§ **WHAT THE TASK REQUIRES**: Scan the entries below. List each line with "title".

§ **AVAILABLE DATA**:
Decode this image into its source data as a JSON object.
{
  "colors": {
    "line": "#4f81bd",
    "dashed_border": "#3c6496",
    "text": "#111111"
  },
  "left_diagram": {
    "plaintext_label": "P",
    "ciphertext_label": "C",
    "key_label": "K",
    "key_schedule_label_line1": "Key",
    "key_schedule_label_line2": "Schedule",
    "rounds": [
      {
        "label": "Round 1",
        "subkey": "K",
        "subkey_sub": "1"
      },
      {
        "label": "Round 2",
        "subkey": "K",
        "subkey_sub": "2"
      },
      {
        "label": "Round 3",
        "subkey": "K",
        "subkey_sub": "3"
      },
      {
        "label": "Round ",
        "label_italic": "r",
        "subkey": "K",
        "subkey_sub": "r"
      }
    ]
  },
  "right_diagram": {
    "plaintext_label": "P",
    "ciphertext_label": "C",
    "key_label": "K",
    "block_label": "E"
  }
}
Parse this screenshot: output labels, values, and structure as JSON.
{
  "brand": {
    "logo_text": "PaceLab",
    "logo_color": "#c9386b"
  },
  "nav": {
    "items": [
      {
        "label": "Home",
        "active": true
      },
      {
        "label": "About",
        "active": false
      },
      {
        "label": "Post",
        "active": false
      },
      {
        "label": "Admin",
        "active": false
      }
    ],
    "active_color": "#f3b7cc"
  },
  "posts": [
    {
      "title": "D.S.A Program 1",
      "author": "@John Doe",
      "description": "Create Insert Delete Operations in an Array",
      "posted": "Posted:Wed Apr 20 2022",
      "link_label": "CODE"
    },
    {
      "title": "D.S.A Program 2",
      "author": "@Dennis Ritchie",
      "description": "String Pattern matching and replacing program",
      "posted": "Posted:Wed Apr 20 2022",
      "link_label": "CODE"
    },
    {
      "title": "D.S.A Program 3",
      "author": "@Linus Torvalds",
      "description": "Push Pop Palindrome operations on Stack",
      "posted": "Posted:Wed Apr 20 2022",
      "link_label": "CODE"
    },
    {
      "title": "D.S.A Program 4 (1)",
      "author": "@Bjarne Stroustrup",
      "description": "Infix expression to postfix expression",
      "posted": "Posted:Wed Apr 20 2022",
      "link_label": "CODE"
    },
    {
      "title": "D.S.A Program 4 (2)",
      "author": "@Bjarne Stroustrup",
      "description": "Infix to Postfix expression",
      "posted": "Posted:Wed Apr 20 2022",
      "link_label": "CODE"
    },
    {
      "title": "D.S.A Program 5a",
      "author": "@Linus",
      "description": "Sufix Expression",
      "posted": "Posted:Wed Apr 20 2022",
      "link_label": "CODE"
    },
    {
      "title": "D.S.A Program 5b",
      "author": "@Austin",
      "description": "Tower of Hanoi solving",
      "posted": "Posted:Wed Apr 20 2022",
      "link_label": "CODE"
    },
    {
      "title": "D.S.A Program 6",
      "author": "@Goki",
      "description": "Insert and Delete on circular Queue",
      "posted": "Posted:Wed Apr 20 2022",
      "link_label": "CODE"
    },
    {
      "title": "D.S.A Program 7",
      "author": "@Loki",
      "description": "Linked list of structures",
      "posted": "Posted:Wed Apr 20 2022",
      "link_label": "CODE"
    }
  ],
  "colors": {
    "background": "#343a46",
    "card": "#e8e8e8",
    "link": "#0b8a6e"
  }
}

§ **WRITTEN SOLUTION**:
      "title": "D.S.A Program 1",
      "title": "D.S.A Program 2",
      "title": "D.S.A Program 3",
      "title": "D.S.A Program 4 (1)",
      "title": "D.S.A Program 4 (2)",
      "title": "D.S.A Program 5a",
      "title": "D.S.A Program 5b",
      "title": "D.S.A Program 6",
      "title": "D.S.A Program 7",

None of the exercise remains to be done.